The second chapter analyzes features of the Xiongnu elite burial sites, including coffins and auxiliary items. It is stressed that the large-scale earthworks performed to build these structures and the large depth of the burial pits is evidence that the builders must have had the necessary experience and tools. The engineering support of these projects was likely provided by Chinese specialists, many of whom were present at chányú headquarters and, in general, on the Xiongnu territory. The burial sites of the Xiongnu chányús and their close associates, which were constructed in the Steppe at the crossroads of ages, bear resemblance to those of Qin and early Han nobility. However, compared with the latter, even the largest Xiongnu mounds are only minor structures, which could strike the imagination of nomads only, not the Chinese, who had already created the Qin Shi Huang burial complex, Mawangdui mausoleums, tombs of the Han emperors, etc. In other words, it is only in relative terms that the demonstration Xiongnu graves can be considered luxurious. Xiongnu’s resources for mound building were negligible compared with those available to Han. The burial complexes of the Xiongnu chányús and their associates are the most visual manifestation of the unbridgeable gap separating the two civilizations at the time of their greatest power and opposition.
The third chapter is dedicated to the description and analysis of the auxiliary items. The objects from the Xiongnu burial complexes at Noin-Ula will be analyzed in the second part of the book, which is dedicated to the results of the related interdisciplinary studies. The third chapter provides a detailed description of the chariot and horse harness items including wooden fragments of saddles, metal ornaments of horse harness, and braids that proved to be associated with the horse harness; lacquer tableware and other lacquer items, jade articles, and personal items (gold jewelry, beads, tortoise studs, bronze and silver ornaments for clothing, and a mirror). It is noted in the conclusions section that all the objects found in the mounds were mostly gifts of the imperial court. This is evidence of a high status of the people buried in the large Noin-Ula mounds, suggesting that these people were closest associates of chányús.
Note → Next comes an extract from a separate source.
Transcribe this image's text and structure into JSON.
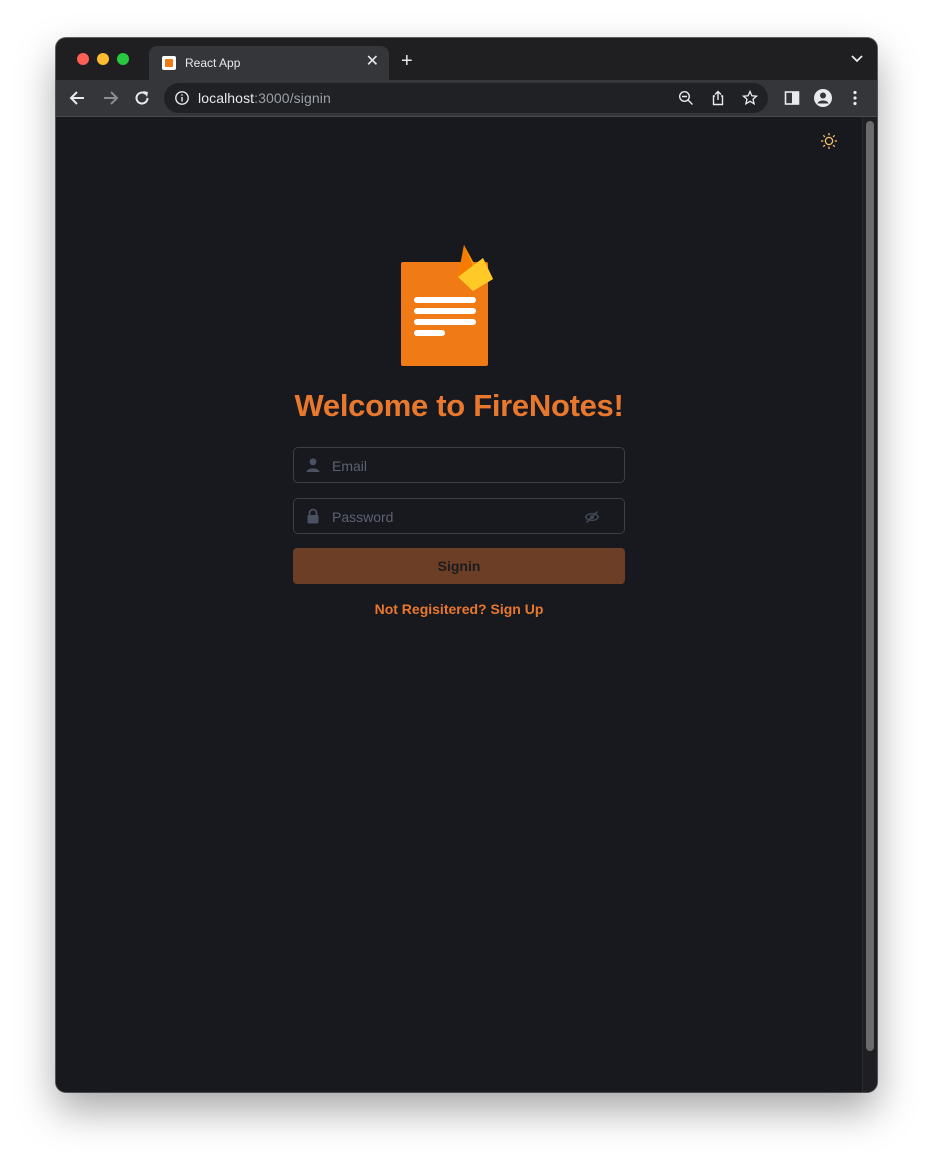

The fourth chapter describes and analyzes one of the most remarkable objects discovered at Noin-Ula: the embroidered woolen curtain that was found in mound 31. Information is provided about the conditions and exact location where the textile was found and on the degree of preservation of the item. A description is given for the fabric and the characters and plot embroidered on the several surviving curtain clothes. The author concludes that the fabric used as a base for the embroidery was likely of Syrian origin and was designed for tunics. The fabric was likely sewn in curtain clothes and embroidered in the north-western India, and the plot and characters imaged in the embroidery might reflect the culture and religion of the Indo-Scythians (Sakas) and Indo-Parthians. The item dates back to the time when the Greek Bactria had already been defeated by the Yuezhi and the Kushan Empire had not yet arisen.
The book is illustrated with many original photographs reflecting the works at the burial sites and serving as an important source of independent information. The illustrations are also designed to reflect, as fully as possible, all the categories of findings.
The excavations carried out by the Russian–Mongolian expedition in 2009—2012 were supported by the Russian Science Foundations (the Russian Foundation for Basic Research and Russian Foundation for Humanities), Gerda Henkel Foundation (Germany), and Siberian Branch of the Russian Academy of Sciences.